Some whispers sound masculine and some feminine, so we develop the hypothesis that our dead lovers are up there together. At one point, we hear the word “whisper” as if one is trying to quiet the other.
We come to the footsteps, and Paul explains on the audio that four came from above us and the rest from our group below.
“Wait,” Webster stops us. “We haven’t left this hallway since we were locked in. We were never on the steps.”
Griffin plays the audio again, and sure enough, we hear the four steps above us, and what sounds like four or five people sprinting up and down the stairs below us.
Our group, however, never heard any footsteps. They never saw anyone in the building. We check the doors below us, and sure enough, they are locked.
No one is in the building with us; no one could have produced the noises that we hear so clearly on the recording. No one human, at least.
Griffin explains, “I actually apologized to the spirit for our group being disruptive and disrespectful.
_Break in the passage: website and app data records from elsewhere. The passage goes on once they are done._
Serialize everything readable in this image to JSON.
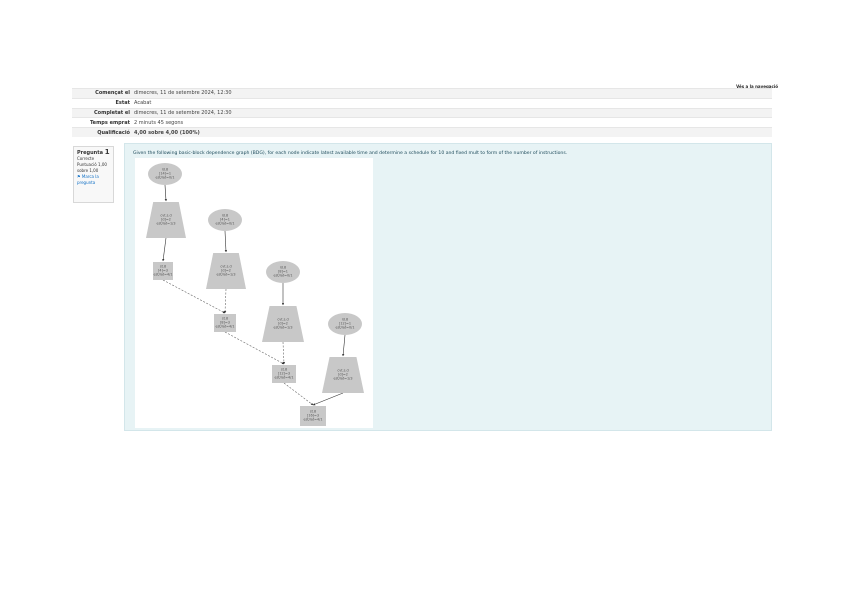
{
  "header": {
    "top_link": "Vés a la navegació"
  },
  "summary": [
    {
      "label": "Començat el",
      "value": "dimecres, 11 de setembre 2024, 12:30"
    },
    {
      "label": "Estat",
      "value": "Acabat"
    },
    {
      "label": "Completat el",
      "value": "dimecres, 11 de setembre 2024, 12:30"
    },
    {
      "label": "Temps emprat",
      "value": "2 minuts 45 segons"
    },
    {
      "label": "Qualificació",
      "value": "4,00 sobre 4,00 (100%)"
    }
  ],
  "question_info": {
    "title": "Pregunta",
    "number": "1",
    "state": "Correcte",
    "mark": "Puntuació 1,00 sobre 1,00",
    "flag": "Marca la pregunta"
  },
  "question": {
    "text": "Given the following basic-block dependence graph (BDG), for each node indicate latest available time and determine a schedule for 10 and fixed mult to form of the number of instructions."
  },
  "dag": {
    "nodes": [
      {
        "id": "n1",
        "shape": "ellipse",
        "lines": [
          "ld.8",
          "[14]=1",
          "est/lat=0/1"
        ]
      },
      {
        "id": "n2",
        "shape": "trapezoid",
        "lines": [
          "cvt.s.d",
          "[d]=2",
          "est/lat=1/3"
        ]
      },
      {
        "id": "n3",
        "shape": "ellipse",
        "lines": [
          "ld.8",
          "[4]=1",
          "est/lat=0/1"
        ]
      },
      {
        "id": "n4",
        "shape": "rect",
        "lines": [
          "st.8",
          "[4]=3",
          "est/lat=4/1"
        ]
      },
      {
        "id": "n5",
        "shape": "trapezoid",
        "lines": [
          "cvt.s.d",
          "[d]=2",
          "est/lat=1/3"
        ]
      },
      {
        "id": "n6",
        "shape": "ellipse",
        "lines": [
          "ld.8",
          "[8]=1",
          "est/lat=0/1"
        ]
      },
      {
        "id": "n7",
        "shape": "rect",
        "lines": [
          "st.8",
          "[8]=3",
          "est/lat=4/1"
        ]
      },
      {
        "id": "n8",
        "shape": "trapezoid",
        "lines": [
          "cvt.s.d",
          "[d]=2",
          "est/lat=1/3"
        ]
      },
      {
        "id": "n9",
        "shape": "ellipse",
        "lines": [
          "ld.8",
          "[12]=1",
          "est/lat=0/1"
        ]
      },
      {
        "id": "n10",
        "shape": "rect",
        "lines": [
          "st.8",
          "[12]=3",
          "est/lat=4/1"
        ]
      },
      {
        "id": "n11",
        "shape": "trapezoid",
        "lines": [
          "cvt.s.d",
          "[d]=2",
          "est/lat=1/3"
        ]
      },
      {
        "id": "n12",
        "shape": "rect",
        "lines": [
          "st.8",
          "[16]=3",
          "est/lat=4/1"
        ]
      }
    ]
  }
}
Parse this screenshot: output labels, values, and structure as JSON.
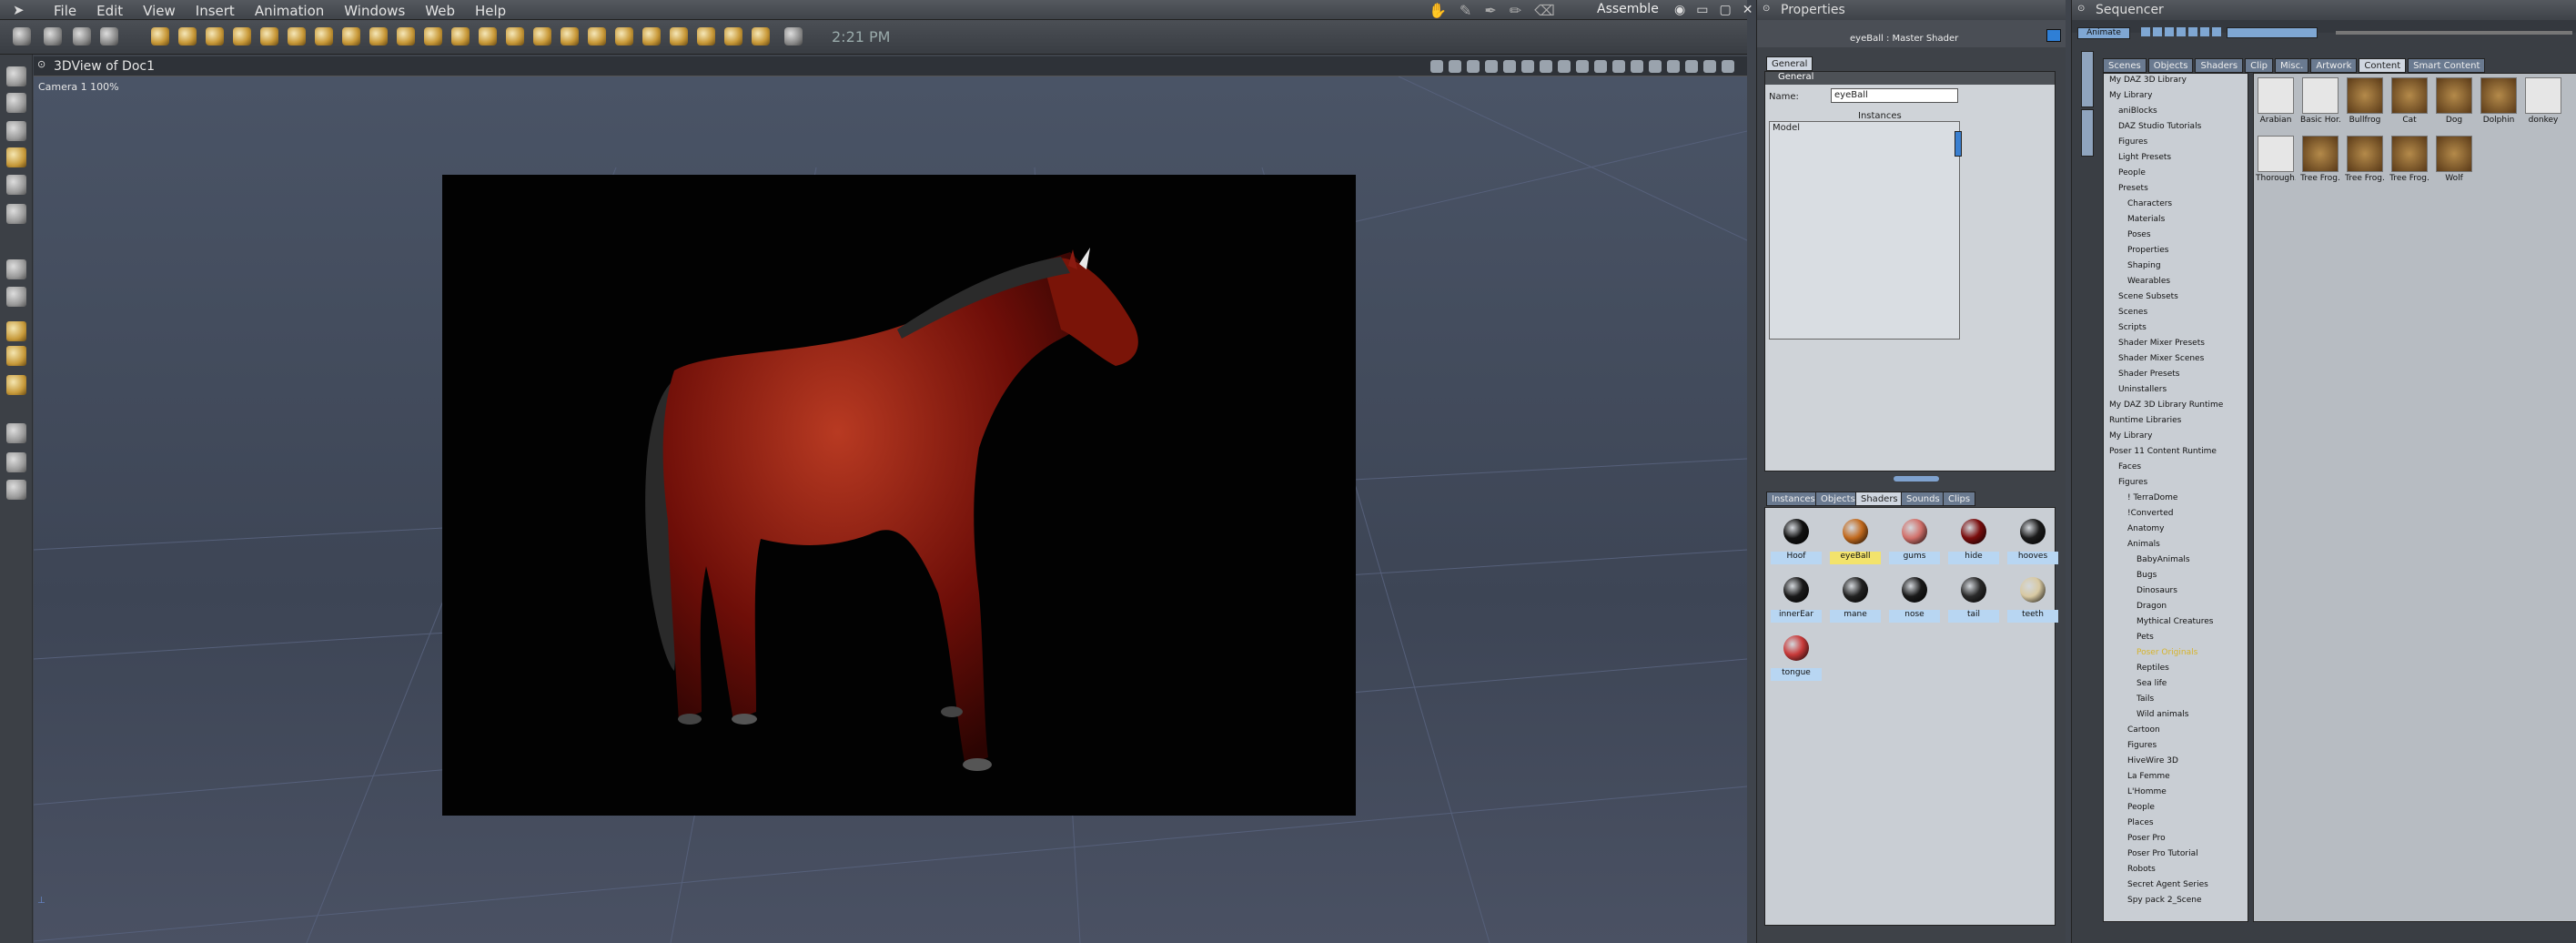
{
  "menubar": {
    "items": [
      "File",
      "Edit",
      "View",
      "Insert",
      "Animation",
      "Windows",
      "Web",
      "Help"
    ],
    "room": "Assemble"
  },
  "toolbar": {
    "clock": "2:21 PM"
  },
  "viewport": {
    "title": "3DView of Doc1",
    "camera": "Camera 1 100%"
  },
  "properties": {
    "title": "Properties",
    "shader_info": "eyeBall : Master Shader",
    "tab_general": "General",
    "section": "General",
    "name_label": "Name:",
    "name_value": "eyeBall",
    "instances_label": "Instances",
    "instances": [
      "Model"
    ],
    "lower_tabs": [
      "Instances",
      "Objects",
      "Shaders",
      "Sounds",
      "Clips"
    ],
    "shaders": [
      {
        "name": "Hoof",
        "color": "#111111"
      },
      {
        "name": "eyeBall",
        "color": "#c26a1e",
        "selected": true
      },
      {
        "name": "gums",
        "color": "#d1706a"
      },
      {
        "name": "hide",
        "color": "#7a0d0d"
      },
      {
        "name": "hooves",
        "color": "#1b1b1b"
      },
      {
        "name": "innerEar",
        "color": "#1a1a1a"
      },
      {
        "name": "mane",
        "color": "#222222"
      },
      {
        "name": "nose",
        "color": "#1a1a1a"
      },
      {
        "name": "tail",
        "color": "#2a2a2a"
      },
      {
        "name": "teeth",
        "color": "#d8c9a2"
      },
      {
        "name": "tongue",
        "color": "#c83a3a"
      }
    ]
  },
  "sequencer": {
    "title": "Sequencer",
    "animate_btn": "Animate",
    "tabs": [
      "Scenes",
      "Objects",
      "Shaders",
      "Clip",
      "Misc.",
      "Artwork",
      "Content",
      "Smart Content"
    ],
    "tree": [
      "My DAZ 3D Library",
      "My Library",
      "aniBlocks",
      "DAZ Studio Tutorials",
      "Figures",
      "Light Presets",
      "People",
      "Presets",
      "Characters",
      "Materials",
      "Poses",
      "Properties",
      "Shaping",
      "Wearables",
      "Scene Subsets",
      "Scenes",
      "Scripts",
      "Shader Mixer Presets",
      "Shader Mixer Scenes",
      "Shader Presets",
      "Uninstallers",
      "My DAZ 3D Library Runtime",
      "Runtime Libraries",
      "My Library",
      "Poser 11 Content Runtime",
      "Faces",
      "Figures",
      "! TerraDome",
      "!Converted",
      "Anatomy",
      "Animals",
      "BabyAnimals",
      "Bugs",
      "Dinosaurs",
      "Dragon",
      "Mythical Creatures",
      "Pets",
      "Poser Originals",
      "Reptiles",
      "Sea life",
      "Tails",
      "Wild animals",
      "Cartoon",
      "Figures",
      "HiveWire 3D",
      "La Femme",
      "L'Homme",
      "People",
      "Places",
      "Poser Pro",
      "Poser Pro Tutorial",
      "Robots",
      "Secret Agent Series",
      "Spy pack 2_Scene"
    ],
    "thumbs": [
      "Arabian",
      "Basic Hor.",
      "Bullfrog",
      "Cat",
      "Dog",
      "Dolphin",
      "donkey",
      "Thorough.",
      "Tree Frog.",
      "Tree Frog.",
      "Tree Frog.",
      "Wolf"
    ]
  }
}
But no, they were here.”
Throughout our listening session, we hear steps and creaks above us, and at one point consider leaving the building because of all the movement.
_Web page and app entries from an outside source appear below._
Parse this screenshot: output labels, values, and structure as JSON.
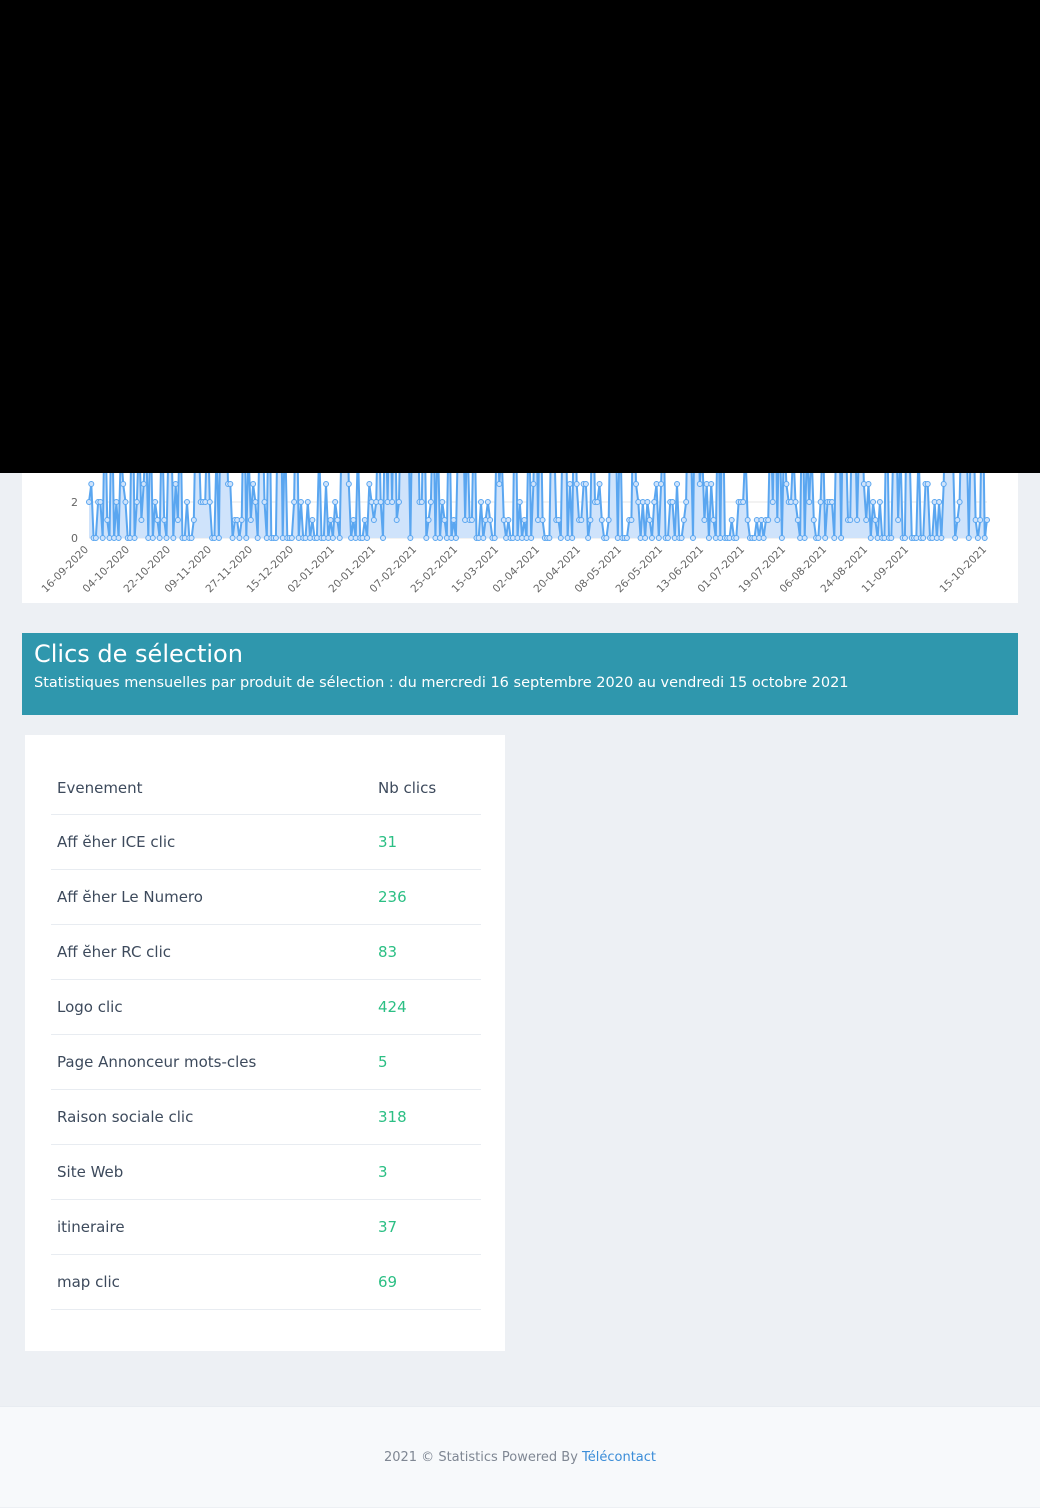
{
  "chart_data": {
    "type": "line",
    "ytick_labels": [
      "0",
      "2"
    ],
    "x_tick_labels": [
      "16-09-2020",
      "04-10-2020",
      "22-10-2020",
      "09-11-2020",
      "27-11-2020",
      "15-12-2020",
      "02-01-2021",
      "20-01-2021",
      "07-02-2021",
      "25-02-2021",
      "15-03-2021",
      "02-04-2021",
      "20-04-2021",
      "08-05-2021",
      "26-05-2021",
      "13-06-2021",
      "01-07-2021",
      "19-07-2021",
      "06-08-2021",
      "24-08-2021",
      "11-09-2021",
      "15-10-2021"
    ],
    "xlabel": "",
    "ylabel": "",
    "series_color": "#5aa6f0",
    "fill_color": "#cfe3fb",
    "grid": true
  },
  "section": {
    "title": "Clics de sélection",
    "subtitle": "Statistiques mensuelles par produit de sélection : du mercredi 16 septembre 2020 au vendredi 15 octobre 2021"
  },
  "table": {
    "headers": [
      "Evenement",
      "Nb clics"
    ],
    "rows": [
      {
        "event": "Aff ӗher ICE clic",
        "clicks": "31"
      },
      {
        "event": "Aff ӗher Le Numero",
        "clicks": "236"
      },
      {
        "event": "Aff ӗher RC clic",
        "clicks": "83"
      },
      {
        "event": "Logo clic",
        "clicks": "424"
      },
      {
        "event": "Page Annonceur mots-cles",
        "clicks": "5"
      },
      {
        "event": "Raison sociale clic",
        "clicks": "318"
      },
      {
        "event": "Site Web",
        "clicks": "3"
      },
      {
        "event": "itineraire",
        "clicks": "37"
      },
      {
        "event": "map clic",
        "clicks": "69"
      }
    ]
  },
  "footer": {
    "text": "2021 © Statistics Powered By",
    "link_label": "Télécontact"
  }
}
After listening to the audio to the point where it cuts off at the crash, we decide to attempt communication once again with the entire group present. Fisher considers bringing his NERF gun for protection, but we vote against it
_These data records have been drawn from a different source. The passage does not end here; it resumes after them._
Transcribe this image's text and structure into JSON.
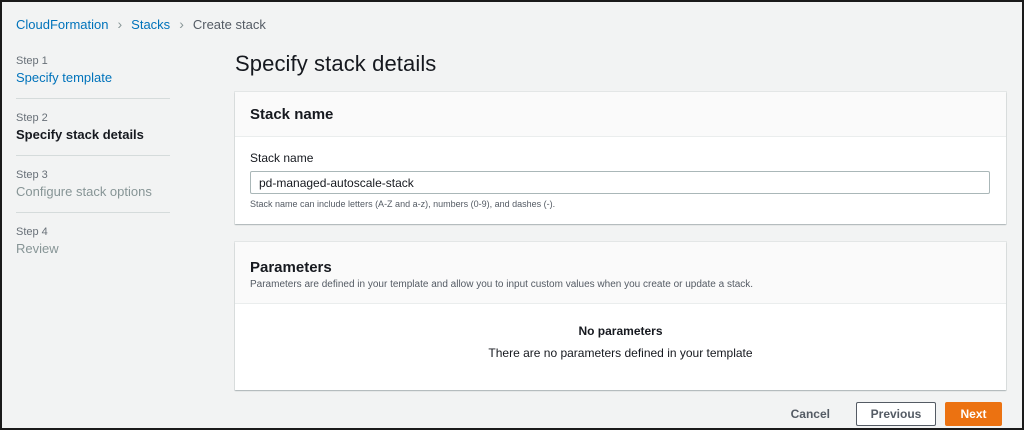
{
  "breadcrumb": {
    "items": [
      "CloudFormation",
      "Stacks",
      "Create stack"
    ]
  },
  "steps": [
    {
      "num": "Step 1",
      "label": "Specify template",
      "state": "link"
    },
    {
      "num": "Step 2",
      "label": "Specify stack details",
      "state": "active"
    },
    {
      "num": "Step 3",
      "label": "Configure stack options",
      "state": "disabled"
    },
    {
      "num": "Step 4",
      "label": "Review",
      "state": "disabled"
    }
  ],
  "page": {
    "title": "Specify stack details"
  },
  "stack_name_panel": {
    "title": "Stack name",
    "field_label": "Stack name",
    "value": "pd-managed-autoscale-stack",
    "hint": "Stack name can include letters (A-Z and a-z), numbers (0-9), and dashes (-)."
  },
  "parameters_panel": {
    "title": "Parameters",
    "description": "Parameters are defined in your template and allow you to input custom values when you create or update a stack.",
    "empty_title": "No parameters",
    "empty_description": "There are no parameters defined in your template"
  },
  "actions": {
    "cancel": "Cancel",
    "previous": "Previous",
    "next": "Next"
  },
  "colors": {
    "link": "#0073bb",
    "primary": "#ec7211",
    "background": "#f2f3f3"
  }
}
Though we do hear some slight sounds, we seemed to have reached the climax of the night. Afterwards, we agree that a sense of calm seems to have settled over the area, almost as if the spiritual presence is no longer there.
We therefore hypothesize that we heard the ghost reenacting his own death, and that the crash may have been the actual suicide taking place.
Around 4AM, we decide to trek downstairs and wait for the campus safety officer to unlock the doors. When he does, we ask him to unlock the storage room where we heard the crash.
We are looking for knocked over boxes, mice, anything to prove that there is tangible evidence of a disturbance in the room. We only find an empty cardboard box out of place.
Upon leaving for the night, someone comments, “It’s nice to finally breathe fresh air again.”
The next day, when our hunt seems like a dream, an unrealistic fantasy, some members of our group hear the fire alarm going off in Elderdice even though no one enters the building on Sundays. Officer Sherfey reports, “The fire alarm did keep going off about 17-20 times from 6:45AM until we figured out how to stop it around 11:30PM.”
Additionally, around three hours later, Forest Fleischer ’13 sees a light on in the Tower Room. As we learned the night before, the lights don’t work in the Tower Room.
With footsteps, crashes, and the power to turn off computers and harness other forms of technology, it appears that we may have enough ghostly occurrences in one building to shoot Paranormal Activity 2 right here on the McDaniel campus.